Victoria Premiere of Goodwin's Way documentary linking miners' struggles in the 1910's with recent organising to win against the Raven Coal Project on K'omoks, Tla'amin and Homalco Territories. Part of Mayworks events.
7:00 - 7:30 - Meet and greet with film director Neil Vokey
7:30 to 8:30 - Film Screening - "Goodwin's Way"
8:30 to 9:30 - Panel on the intersectionality of labour and enviornmentalism on Vancouver Island.
Q&A with director Neil Vokey to follow.
Torrance Costs (Wilderness Commitee), Robin Toszak (Victoria District Labour Council), Neil Vokey (Director Goodwin"s Way) - Hosted by MC Kelly Newhook (TAPS Executive Director)
Suggested donation $5-15 to cover costs, no one turned away.
All ages. solstice café coffee, tea, treats & licenced beverages available
This event takes place on Lewkungen (Songhees and Esquimalt) territories
Almost a century after controversial labour activist Ginger Goodwin was shot down, residents of Cumberland, B.C. find themselves at a crossroads when highway signs honouring his memory disappear.
By removing the signs marking “Ginger Goodwin Way”, supporters claim that the provincial government aimed to erase a powerful legacy of workers' rights.

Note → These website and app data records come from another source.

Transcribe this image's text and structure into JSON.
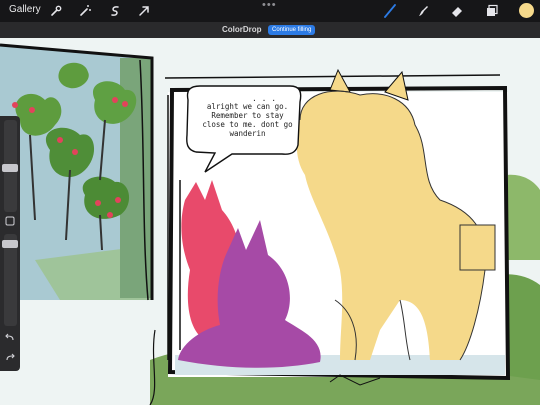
{
  "topbar": {
    "gallery_label": "Gallery",
    "more_label": "•••",
    "left_tools": [
      "wrench-icon",
      "magic-wand-icon",
      "selection-icon",
      "transform-icon"
    ],
    "right_tools": [
      "brush-icon",
      "smudge-icon",
      "eraser-icon",
      "layers-icon",
      "color-swatch"
    ],
    "active_color": "#f6d98b",
    "accent_color": "#2c7be5"
  },
  "document": {
    "name": "ColorDrop",
    "continue_filling_label": "Continue filling"
  },
  "canvas": {
    "speech_bubble_text": "alright we can go. Remember to stay close to me. dont go wanderin",
    "ellipsis": ". . ."
  },
  "sidebar": {
    "undo_icon": "undo-icon",
    "redo_icon": "redo-icon",
    "modify_icon": "modify-square-icon"
  }
}
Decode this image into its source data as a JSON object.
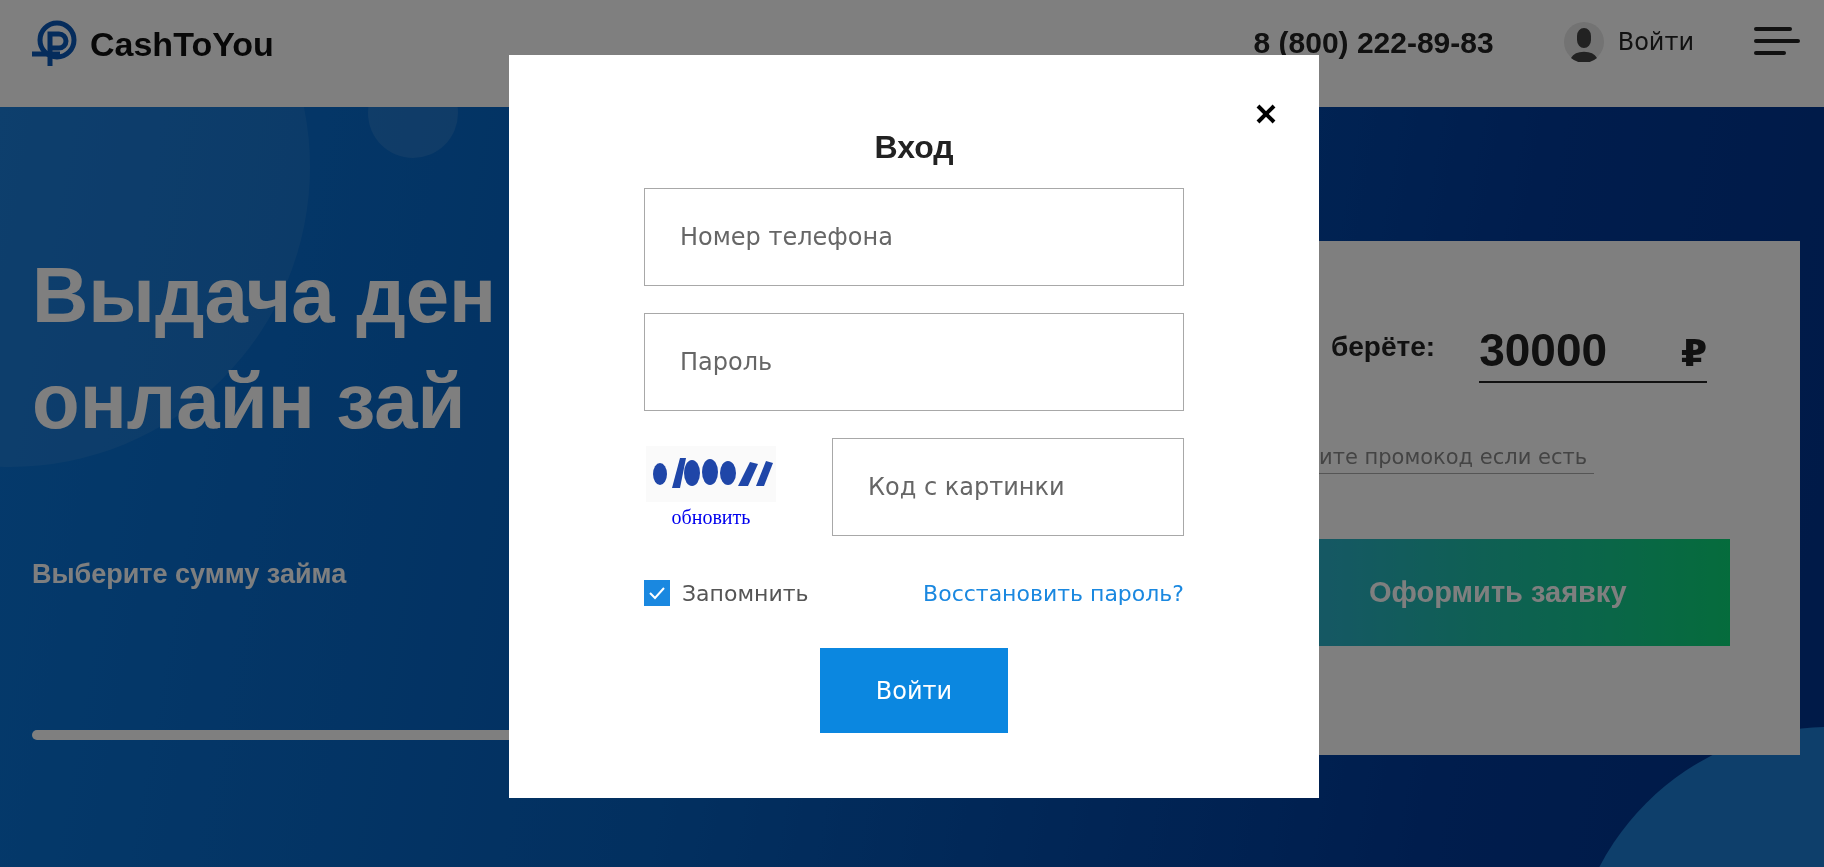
{
  "header": {
    "logo": "CashToYou",
    "phone": "8 (800) 222-89-83",
    "login": "Войти"
  },
  "hero": {
    "title_lines": [
      "Выдача ден",
      "онлайн зай"
    ],
    "subtitle": "Выберите сумму займа"
  },
  "loan_panel": {
    "amount_label": "берёте:",
    "amount": "30000",
    "currency": "₽",
    "promo_placeholder": "ите промокод если есть",
    "submit": "Оформить заявку"
  },
  "login_dialog": {
    "title": "Вход",
    "phone_placeholder": "Номер телефона",
    "password_placeholder": "Пароль",
    "captcha_refresh": "обновить",
    "captcha_placeholder": "Код с картинки",
    "remember": {
      "label": "Запомнить",
      "checked": true
    },
    "recover_link": "Восстановить пароль?",
    "submit": "Войти"
  }
}
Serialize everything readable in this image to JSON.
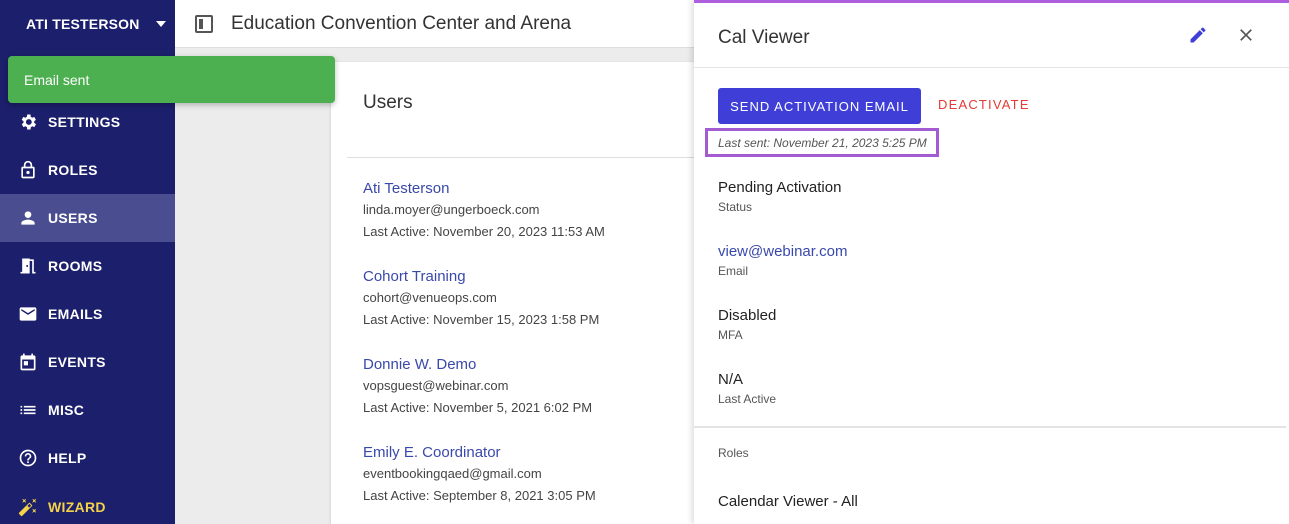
{
  "sidebar": {
    "user_name": "ATI TESTERSON",
    "items": [
      {
        "label": "SETTINGS",
        "icon": "gear-icon"
      },
      {
        "label": "ROLES",
        "icon": "lock-icon"
      },
      {
        "label": "USERS",
        "icon": "person-icon"
      },
      {
        "label": "ROOMS",
        "icon": "door-icon"
      },
      {
        "label": "EMAILS",
        "icon": "envelope-icon"
      },
      {
        "label": "EVENTS",
        "icon": "calendar-icon"
      },
      {
        "label": "MISC",
        "icon": "list-icon"
      },
      {
        "label": "HELP",
        "icon": "help-icon"
      },
      {
        "label": "WIZARD",
        "icon": "magic-wand-icon"
      }
    ],
    "active": "USERS",
    "colors": {
      "bg": "#1c1f6b",
      "active": "#4a4d8f",
      "wizard": "#f4d24a"
    }
  },
  "toast": {
    "message": "Email sent",
    "color": "#4caf50"
  },
  "header": {
    "title": "Education Convention Center and Arena"
  },
  "users_list": {
    "heading": "Users",
    "users": [
      {
        "name": "Ati Testerson",
        "email": "linda.moyer@ungerboeck.com",
        "last_active": "Last Active: November 20, 2023 11:53 AM"
      },
      {
        "name": "Cohort Training",
        "email": "cohort@venueops.com",
        "last_active": "Last Active: November 15, 2023 1:58 PM"
      },
      {
        "name": "Donnie W. Demo",
        "email": "vopsguest@webinar.com",
        "last_active": "Last Active: November 5, 2021 6:02 PM"
      },
      {
        "name": "Emily E. Coordinator",
        "email": "eventbookingqaed@gmail.com",
        "last_active": "Last Active: September 8, 2021 3:05 PM"
      }
    ]
  },
  "detail_panel": {
    "title": "Cal Viewer",
    "send_button": "SEND ACTIVATION EMAIL",
    "deactivate_button": "DEACTIVATE",
    "last_sent": "Last sent: November 21, 2023 5:25 PM",
    "fields": [
      {
        "value": "Pending Activation",
        "label": "Status"
      },
      {
        "value": "view@webinar.com",
        "label": "Email"
      },
      {
        "value": "Disabled",
        "label": "MFA"
      },
      {
        "value": "N/A",
        "label": "Last Active"
      }
    ],
    "roles_label": "Roles",
    "role": "Calendar Viewer - All",
    "accent": "#3f3fd8",
    "highlight": "#a35bd1"
  }
}
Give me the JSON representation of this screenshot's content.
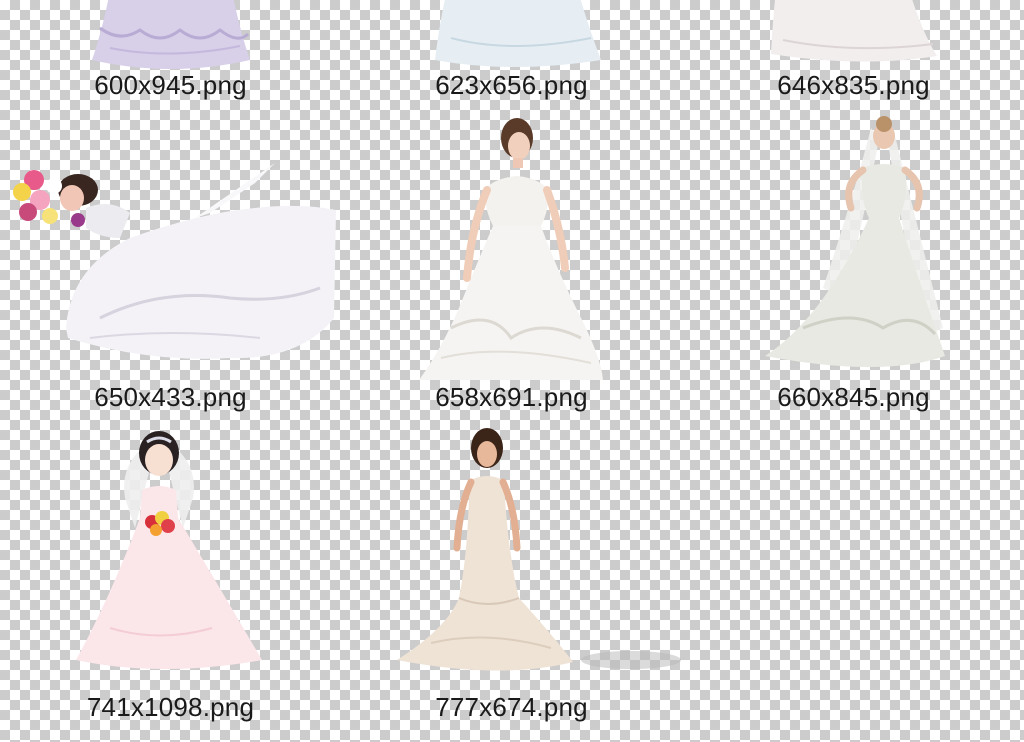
{
  "files": [
    {
      "name": "600x945.png",
      "icon": "wedding-dress-thumbnail",
      "dress_color": "#d8cfe8"
    },
    {
      "name": "623x656.png",
      "icon": "wedding-dress-thumbnail",
      "dress_color": "#e6eef3"
    },
    {
      "name": "646x835.png",
      "icon": "wedding-dress-thumbnail",
      "dress_color": "#f2eeee"
    },
    {
      "name": "650x433.png",
      "icon": "reclining-bride-thumbnail",
      "dress_color": "#f4f2f6"
    },
    {
      "name": "658x691.png",
      "icon": "bride-thumbnail",
      "dress_color": "#f6f4f2"
    },
    {
      "name": "660x845.png",
      "icon": "bride-veil-thumbnail",
      "dress_color": "#e8e9e2"
    },
    {
      "name": "741x1098.png",
      "icon": "cartoon-bride-thumbnail",
      "dress_color": "#fbe6ea"
    },
    {
      "name": "777x674.png",
      "icon": "mermaid-bride-thumbnail",
      "dress_color": "#efe3d6"
    }
  ]
}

Meanwhile, his critics argue that Goodwin was nothing more than a lawbreaker, a draft-dodger, and a rabble-rouser.
The notorious Cumberland mineworker took part in some of Canada’s most important labour battles of the early 1900s. Blackballed after the bitter 1912 Vancouver Island miner’s strike, Goodwin fought for the eight-hour workday at the height of World War I, while boldly opposing the conscription of his fellow workers. His influence was so great that his death in 1918 prompted Canada's first-ever general strike.
Now, just two kilometers from the road that once bore his name, clouds loom over the site of a newly-proposed coalmine. While Cumberland’s young families dream of transcending their town's traditional reliance on a boom-and-bust resource economy, the Raven Coal Project threatens to return the region to a era that left boarded-up buildings, slag heaps, and industrial clean-up sites in its wake.
Goodwin's Way examines a town's grassroots resistance to a coal-powered future, as Cumberland residents reconnect with Goodwin’s legacy of passionate defiance: his "way".
Neil Vokey is an emerging filmmaker inspired by storytelling that fosters critical thinking and compassion. He grew up Comox Valley and studied documentary filmmaking at the Capilano University Film Centre in Vancouver. Goodwin’s Way, which draws parallels between past and present struggles for social justice in the town of Cumberland BC, is Neil’s first 1-hour documentary. He currently lives in East Vancouver, BC.